DATASET EXCERPTS START

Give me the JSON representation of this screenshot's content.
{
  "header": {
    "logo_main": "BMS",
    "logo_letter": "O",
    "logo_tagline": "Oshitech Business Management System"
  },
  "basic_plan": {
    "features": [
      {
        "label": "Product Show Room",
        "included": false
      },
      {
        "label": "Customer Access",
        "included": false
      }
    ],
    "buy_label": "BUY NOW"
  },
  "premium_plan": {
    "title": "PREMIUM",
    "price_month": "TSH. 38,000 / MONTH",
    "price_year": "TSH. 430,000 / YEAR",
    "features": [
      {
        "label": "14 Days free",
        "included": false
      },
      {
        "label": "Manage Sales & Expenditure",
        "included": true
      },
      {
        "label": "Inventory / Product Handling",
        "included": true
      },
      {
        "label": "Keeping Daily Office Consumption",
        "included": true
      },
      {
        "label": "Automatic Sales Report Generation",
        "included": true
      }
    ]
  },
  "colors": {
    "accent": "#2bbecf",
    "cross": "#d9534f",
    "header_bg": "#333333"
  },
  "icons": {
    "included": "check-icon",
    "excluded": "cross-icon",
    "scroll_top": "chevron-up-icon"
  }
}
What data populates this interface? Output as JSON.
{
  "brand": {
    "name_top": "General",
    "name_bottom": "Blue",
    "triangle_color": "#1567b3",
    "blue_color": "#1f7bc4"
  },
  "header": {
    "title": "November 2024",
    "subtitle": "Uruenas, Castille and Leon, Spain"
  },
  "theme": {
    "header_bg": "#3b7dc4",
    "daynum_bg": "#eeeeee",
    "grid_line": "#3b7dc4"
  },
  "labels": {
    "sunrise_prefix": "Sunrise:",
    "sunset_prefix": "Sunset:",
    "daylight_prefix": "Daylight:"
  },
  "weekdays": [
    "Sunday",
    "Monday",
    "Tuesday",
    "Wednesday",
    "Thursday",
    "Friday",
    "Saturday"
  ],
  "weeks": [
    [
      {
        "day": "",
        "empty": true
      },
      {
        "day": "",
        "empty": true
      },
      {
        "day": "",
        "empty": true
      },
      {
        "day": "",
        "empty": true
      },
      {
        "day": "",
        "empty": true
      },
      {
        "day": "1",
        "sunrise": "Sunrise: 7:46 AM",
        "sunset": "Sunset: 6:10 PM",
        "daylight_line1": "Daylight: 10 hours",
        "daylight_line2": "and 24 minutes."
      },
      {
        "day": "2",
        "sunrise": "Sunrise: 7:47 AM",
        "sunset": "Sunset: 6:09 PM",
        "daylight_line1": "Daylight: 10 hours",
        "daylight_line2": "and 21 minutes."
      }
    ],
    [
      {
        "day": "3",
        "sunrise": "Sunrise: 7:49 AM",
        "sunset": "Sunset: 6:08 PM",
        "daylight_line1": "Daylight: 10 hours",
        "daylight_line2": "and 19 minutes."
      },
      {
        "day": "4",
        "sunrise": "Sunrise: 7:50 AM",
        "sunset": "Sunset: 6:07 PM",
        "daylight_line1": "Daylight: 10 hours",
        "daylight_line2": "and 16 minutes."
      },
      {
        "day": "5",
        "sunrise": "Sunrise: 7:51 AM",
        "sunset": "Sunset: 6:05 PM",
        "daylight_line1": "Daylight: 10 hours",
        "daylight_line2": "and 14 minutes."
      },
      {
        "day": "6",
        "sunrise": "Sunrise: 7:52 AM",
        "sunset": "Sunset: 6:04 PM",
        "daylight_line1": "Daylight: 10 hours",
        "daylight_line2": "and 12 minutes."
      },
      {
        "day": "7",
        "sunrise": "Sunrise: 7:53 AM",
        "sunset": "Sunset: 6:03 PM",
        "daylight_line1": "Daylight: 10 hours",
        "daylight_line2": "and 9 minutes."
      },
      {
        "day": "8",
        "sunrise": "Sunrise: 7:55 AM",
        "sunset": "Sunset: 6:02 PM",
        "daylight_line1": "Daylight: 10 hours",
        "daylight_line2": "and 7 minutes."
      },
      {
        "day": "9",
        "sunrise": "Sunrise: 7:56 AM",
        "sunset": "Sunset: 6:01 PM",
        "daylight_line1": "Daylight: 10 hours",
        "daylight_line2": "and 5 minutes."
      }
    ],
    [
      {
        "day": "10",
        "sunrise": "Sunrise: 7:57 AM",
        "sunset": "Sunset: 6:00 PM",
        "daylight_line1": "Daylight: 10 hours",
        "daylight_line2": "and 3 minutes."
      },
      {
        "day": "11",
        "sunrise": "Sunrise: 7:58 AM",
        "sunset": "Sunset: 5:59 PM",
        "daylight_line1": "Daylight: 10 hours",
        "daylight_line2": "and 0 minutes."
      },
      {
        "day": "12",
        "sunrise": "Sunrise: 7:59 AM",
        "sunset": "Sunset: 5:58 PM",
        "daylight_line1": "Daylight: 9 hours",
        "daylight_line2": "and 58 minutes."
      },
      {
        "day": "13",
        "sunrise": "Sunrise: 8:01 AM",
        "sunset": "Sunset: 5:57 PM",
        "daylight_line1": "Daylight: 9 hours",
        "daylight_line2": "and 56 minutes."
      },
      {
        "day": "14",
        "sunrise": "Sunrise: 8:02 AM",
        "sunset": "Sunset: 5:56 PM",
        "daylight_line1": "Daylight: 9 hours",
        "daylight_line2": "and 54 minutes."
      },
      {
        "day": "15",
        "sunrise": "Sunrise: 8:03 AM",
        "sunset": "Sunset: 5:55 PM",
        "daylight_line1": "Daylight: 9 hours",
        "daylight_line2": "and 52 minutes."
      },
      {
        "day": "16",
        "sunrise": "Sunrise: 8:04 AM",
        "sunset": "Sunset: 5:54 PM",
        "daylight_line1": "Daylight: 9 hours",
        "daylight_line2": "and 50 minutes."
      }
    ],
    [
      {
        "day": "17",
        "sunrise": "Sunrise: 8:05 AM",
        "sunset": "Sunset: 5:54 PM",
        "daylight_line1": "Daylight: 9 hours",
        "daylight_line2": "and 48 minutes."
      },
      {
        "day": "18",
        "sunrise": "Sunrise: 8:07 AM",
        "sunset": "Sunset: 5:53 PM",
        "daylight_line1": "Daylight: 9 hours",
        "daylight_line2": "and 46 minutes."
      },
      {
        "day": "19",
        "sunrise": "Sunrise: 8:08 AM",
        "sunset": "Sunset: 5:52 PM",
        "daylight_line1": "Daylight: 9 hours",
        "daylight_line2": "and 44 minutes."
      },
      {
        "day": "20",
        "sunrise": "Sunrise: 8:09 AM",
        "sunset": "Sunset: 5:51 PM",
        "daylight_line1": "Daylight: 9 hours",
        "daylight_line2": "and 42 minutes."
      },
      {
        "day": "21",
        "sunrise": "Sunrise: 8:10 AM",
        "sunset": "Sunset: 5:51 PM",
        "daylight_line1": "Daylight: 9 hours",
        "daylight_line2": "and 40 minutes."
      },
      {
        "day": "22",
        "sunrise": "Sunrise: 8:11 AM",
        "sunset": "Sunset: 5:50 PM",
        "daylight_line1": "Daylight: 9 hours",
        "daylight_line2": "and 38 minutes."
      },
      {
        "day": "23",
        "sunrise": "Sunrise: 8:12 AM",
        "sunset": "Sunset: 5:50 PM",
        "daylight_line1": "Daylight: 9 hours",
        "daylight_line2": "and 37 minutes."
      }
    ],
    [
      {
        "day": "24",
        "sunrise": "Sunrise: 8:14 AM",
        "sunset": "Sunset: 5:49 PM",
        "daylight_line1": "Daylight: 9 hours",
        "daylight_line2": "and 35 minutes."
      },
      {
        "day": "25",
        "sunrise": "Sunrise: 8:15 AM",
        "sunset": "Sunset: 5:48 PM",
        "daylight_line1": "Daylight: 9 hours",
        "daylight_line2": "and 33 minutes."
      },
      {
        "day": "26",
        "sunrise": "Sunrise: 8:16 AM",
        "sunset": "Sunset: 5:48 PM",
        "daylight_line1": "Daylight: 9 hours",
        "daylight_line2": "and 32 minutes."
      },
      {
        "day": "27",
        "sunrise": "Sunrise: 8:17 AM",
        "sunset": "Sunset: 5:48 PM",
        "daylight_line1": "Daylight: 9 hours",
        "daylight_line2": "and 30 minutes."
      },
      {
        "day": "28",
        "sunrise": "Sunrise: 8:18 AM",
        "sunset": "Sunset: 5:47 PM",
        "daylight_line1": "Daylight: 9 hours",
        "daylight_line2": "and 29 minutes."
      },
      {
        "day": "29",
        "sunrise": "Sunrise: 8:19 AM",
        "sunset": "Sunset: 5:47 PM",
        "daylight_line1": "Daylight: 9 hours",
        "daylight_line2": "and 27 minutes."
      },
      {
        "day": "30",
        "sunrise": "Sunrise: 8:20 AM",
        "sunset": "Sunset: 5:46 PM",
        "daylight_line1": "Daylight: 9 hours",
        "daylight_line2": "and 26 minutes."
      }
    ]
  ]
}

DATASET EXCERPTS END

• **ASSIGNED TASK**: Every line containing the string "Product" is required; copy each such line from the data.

• **SOLUTION BELOW**:
        "label": "Product Show Room",
        "label": "Inventory / Product Handling",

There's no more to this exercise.